Pull every line that includes the word "description" out of the data below and copy it.

(Web page and app entries)

++++++++

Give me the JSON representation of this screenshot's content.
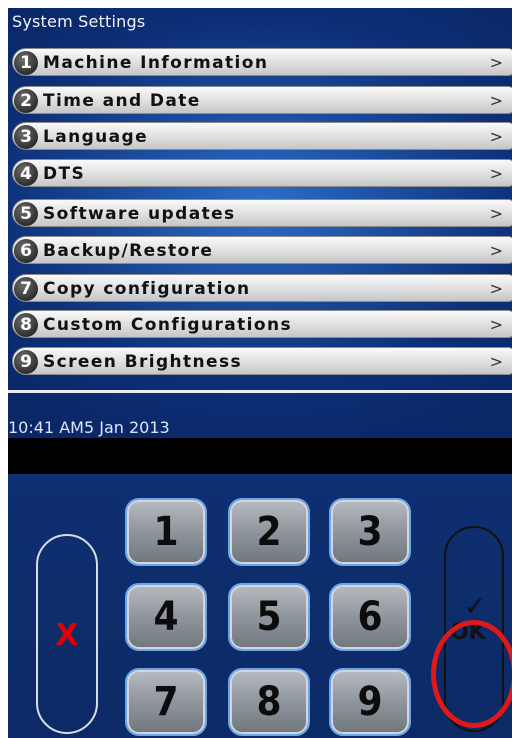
{
  "title": "System Settings",
  "menu": [
    {
      "num": "1",
      "label": "Machine Information",
      "chevron": ">"
    },
    {
      "num": "2",
      "label": "Time and Date",
      "chevron": ">"
    },
    {
      "num": "3",
      "label": "Language",
      "chevron": ">"
    },
    {
      "num": "4",
      "label": "DTS",
      "chevron": ">"
    },
    {
      "num": "5",
      "label": "Software updates",
      "chevron": ">"
    },
    {
      "num": "6",
      "label": "Backup/Restore",
      "chevron": ">"
    },
    {
      "num": "7",
      "label": "Copy configuration",
      "chevron": ">"
    },
    {
      "num": "8",
      "label": "Custom Configurations",
      "chevron": ">"
    },
    {
      "num": "9",
      "label": "Screen Brightness",
      "chevron": ">"
    }
  ],
  "status": {
    "time": "10:41 AM",
    "date": "5 Jan 2013"
  },
  "keypad": {
    "keys": [
      "1",
      "2",
      "3",
      "4",
      "5",
      "6",
      "7",
      "8",
      "9"
    ]
  },
  "cancel_label": "X",
  "ok": {
    "check": "✓",
    "label": "OK"
  },
  "colors": {
    "background": "#0d2f77",
    "highlight": "#e11818",
    "cancel": "#e10000"
  }
}
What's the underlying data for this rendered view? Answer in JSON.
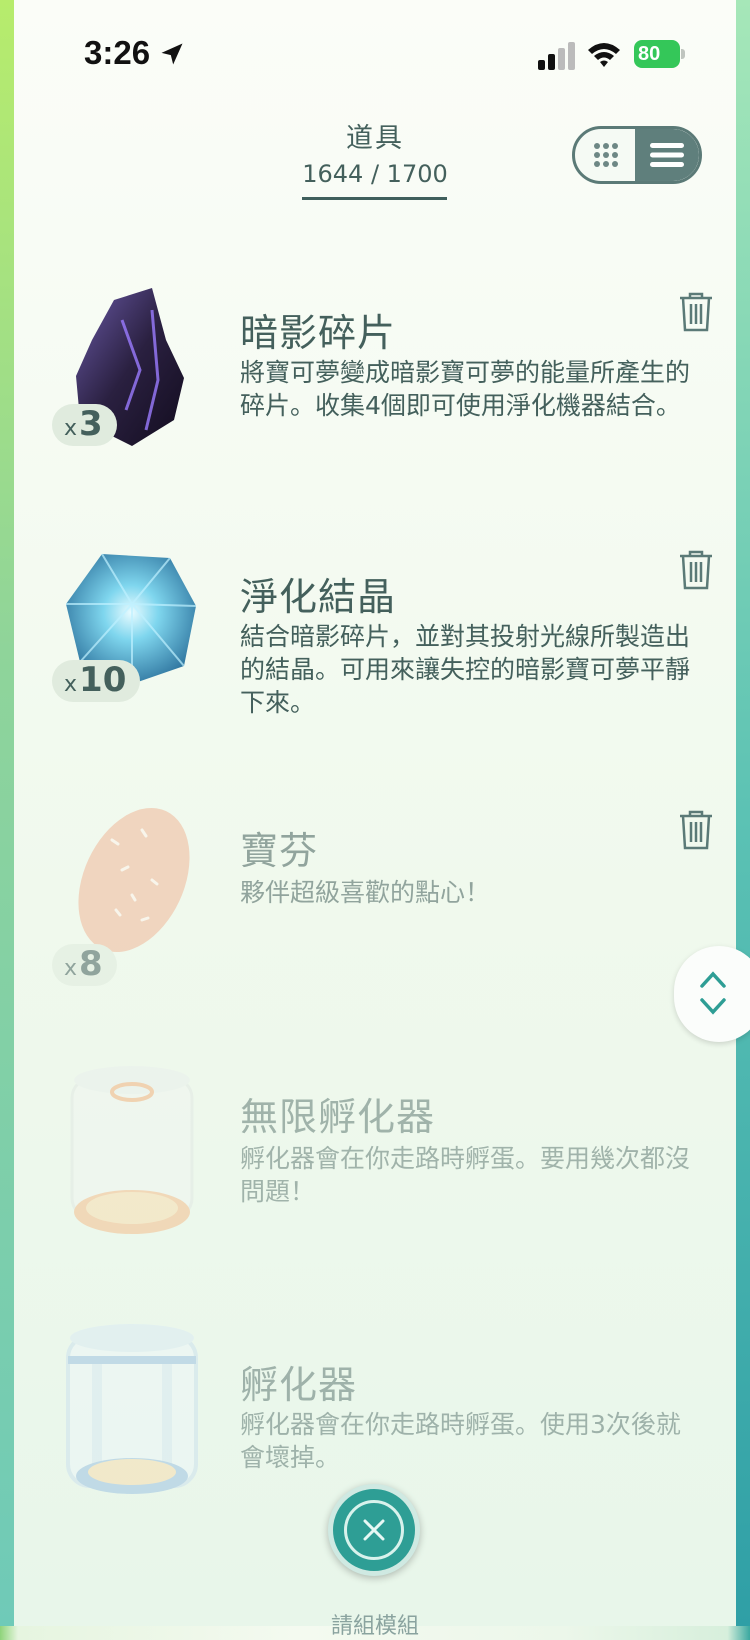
{
  "status_bar": {
    "time": "3:26",
    "battery": "80"
  },
  "header": {
    "title": "道具",
    "count": "1644 / 1700"
  },
  "items": [
    {
      "name": "暗影碎片",
      "description": "將寶可夢變成暗影寶可夢的能量所產生的碎片。收集4個即可使用淨化機器結合。",
      "qty_prefix": "x",
      "qty": "3",
      "icon": "shadow-shard-icon"
    },
    {
      "name": "淨化結晶",
      "description": "結合暗影碎片，並對其投射光線所製造出的結晶。可用來讓失控的暗影寶可夢平靜下來。",
      "qty_prefix": "x",
      "qty": "10",
      "icon": "purifying-crystal-icon"
    },
    {
      "name": "寶芬",
      "description": "夥伴超級喜歡的點心！",
      "qty_prefix": "x",
      "qty": "8",
      "icon": "poffin-icon"
    },
    {
      "name": "無限孵化器",
      "description": "孵化器會在你走路時孵蛋。要用幾次都沒問題！",
      "icon": "infinite-incubator-icon"
    },
    {
      "name": "孵化器",
      "description": "孵化器會在你走路時孵蛋。使用3次後就會壞掉。",
      "icon": "incubator-icon"
    }
  ],
  "bottom": {
    "label": "請組模組"
  },
  "colors": {
    "accent": "#2e9e95",
    "text": "#44605c",
    "battery": "#34c759"
  }
}
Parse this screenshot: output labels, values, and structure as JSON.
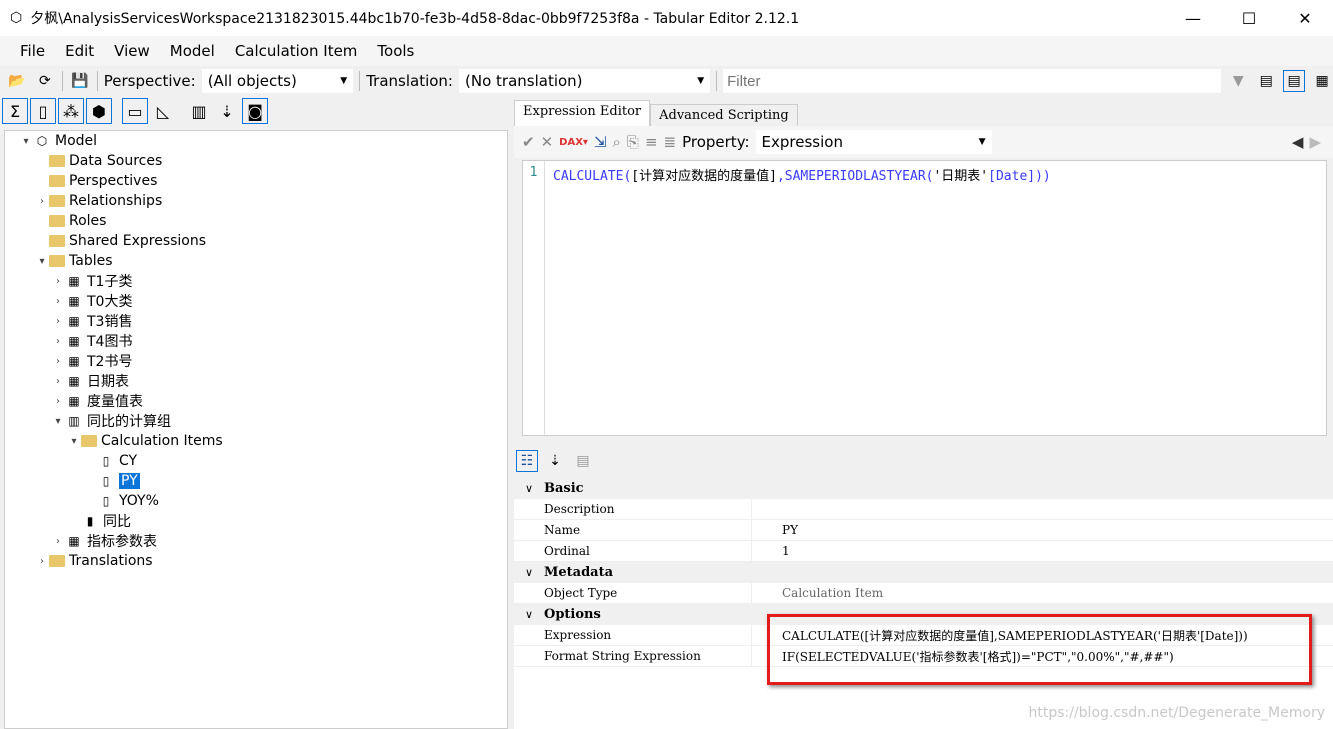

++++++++

YOUR SOLUTION:
      "description": "將寶可夢變成暗影寶可夢的能量所產生的碎片。收集4個即可使用淨化機器結合。",
      "description": "結合暗影碎片，並對其投射光線所製造出的結晶。可用來讓失控的暗影寶可夢平靜下來。",
      "description": "夥伴超級喜歡的點心！",
      "description": "孵化器會在你走路時孵蛋。要用幾次都沒問題！",
      "description": "孵化器會在你走路時孵蛋。使用3次後就會壞掉。",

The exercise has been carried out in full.